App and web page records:
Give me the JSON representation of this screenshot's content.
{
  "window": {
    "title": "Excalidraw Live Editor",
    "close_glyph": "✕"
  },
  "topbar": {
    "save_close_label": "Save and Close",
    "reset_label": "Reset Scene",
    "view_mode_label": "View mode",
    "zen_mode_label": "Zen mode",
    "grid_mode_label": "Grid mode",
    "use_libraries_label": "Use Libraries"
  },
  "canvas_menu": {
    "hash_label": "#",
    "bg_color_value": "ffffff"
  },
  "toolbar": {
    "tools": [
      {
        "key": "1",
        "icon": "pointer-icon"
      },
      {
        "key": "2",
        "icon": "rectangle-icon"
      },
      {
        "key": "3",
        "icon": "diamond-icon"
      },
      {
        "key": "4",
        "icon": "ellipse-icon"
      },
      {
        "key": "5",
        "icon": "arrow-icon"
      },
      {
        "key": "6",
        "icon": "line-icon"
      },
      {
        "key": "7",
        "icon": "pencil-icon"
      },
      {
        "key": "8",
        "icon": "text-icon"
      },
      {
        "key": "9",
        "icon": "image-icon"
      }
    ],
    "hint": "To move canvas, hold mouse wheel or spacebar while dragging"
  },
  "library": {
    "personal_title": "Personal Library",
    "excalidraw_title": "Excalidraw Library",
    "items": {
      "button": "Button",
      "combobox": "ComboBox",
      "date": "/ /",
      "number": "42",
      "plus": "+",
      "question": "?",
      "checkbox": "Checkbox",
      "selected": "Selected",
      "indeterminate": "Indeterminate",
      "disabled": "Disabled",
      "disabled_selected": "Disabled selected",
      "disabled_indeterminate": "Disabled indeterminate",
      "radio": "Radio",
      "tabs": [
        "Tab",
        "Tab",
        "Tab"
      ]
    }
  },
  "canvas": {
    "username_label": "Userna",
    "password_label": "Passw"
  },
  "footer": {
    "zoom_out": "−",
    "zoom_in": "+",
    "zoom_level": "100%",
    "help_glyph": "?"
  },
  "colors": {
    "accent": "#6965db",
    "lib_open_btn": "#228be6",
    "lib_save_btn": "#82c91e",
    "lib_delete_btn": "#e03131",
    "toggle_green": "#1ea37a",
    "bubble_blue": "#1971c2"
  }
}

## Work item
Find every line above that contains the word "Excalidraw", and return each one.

## Answer to this problem
    "title": "Excalidraw Live Editor",
    "excalidraw_title": "Excalidraw Library",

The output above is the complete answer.